Justice and goodness prevailed in Ottawa Thursday night - and when was the last time you could use those words in that order? - as Incendies beat Barney's Version for Best Picture at the 31st Genie Awards.
The Academy of Canadian Cinema & Television bestowed eight prizes - including Best Actress (Lubna Azabal), Best Director and Best Adapted Screenplay - upon Denis Villeneuve's critically acclaimed drama about a brother and sister investigating their mother's past, while Richard J. Lewis's adaptation of Mordecai Richler's final novel brought home seven statuettes, including Best Actor (Paul Giamatti), Best Supporting Actor (Dustin Hoffman) and Best Supporting Actress (Minnie Driver).
Incendies also took Cinematography, Film Editing, Sound and Sound Editing, while Barney's Version won for Art Direction, Costume Design, Make-Up and Original Score.
The two movies dominated the awards so thoroughly that only one other feature managed to bring home any awards. Jacob Tierney's The Trotsky won Best Song, for Mary Milne's Already Gone, and Best Original Screenplay. Shut out entirely were Trigger - thought to have a shot at a posthumous Best Actress prize for Tracy Wright's final performance - Splice, Gunless, FUBAR II, The Wild Hunt, 10½, High Life, Grown Up Movie Star and Crackie, among others.
Best Documentary Feature went to Lixin Fan's Last Train Home; the NFB's Lipsett Diaries was named Best Animated Short, and Lisa Jackson's Savage won Best Live-Action Short Drama.
Resident Evil: Afterlife was given the Golden Reel Award, annually bestowed upon the highest-grossing Canadian production. It's earned more than $7 million domestically, and $280 million worldwide.

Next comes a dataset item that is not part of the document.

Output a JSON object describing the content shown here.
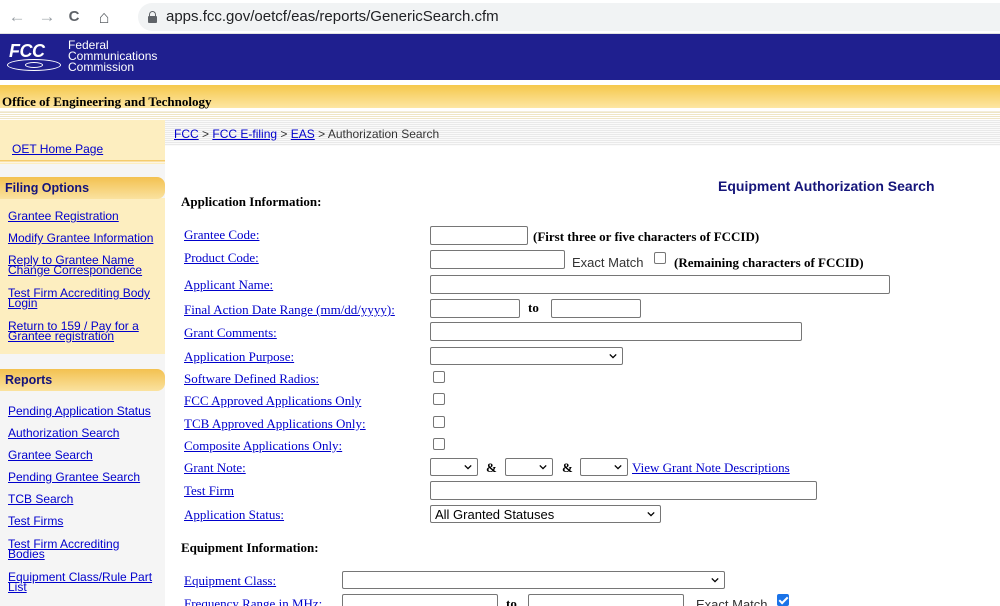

The awards were handed out in Ottawa at the National Arts Centre in a ceremony hosted by William Shatner.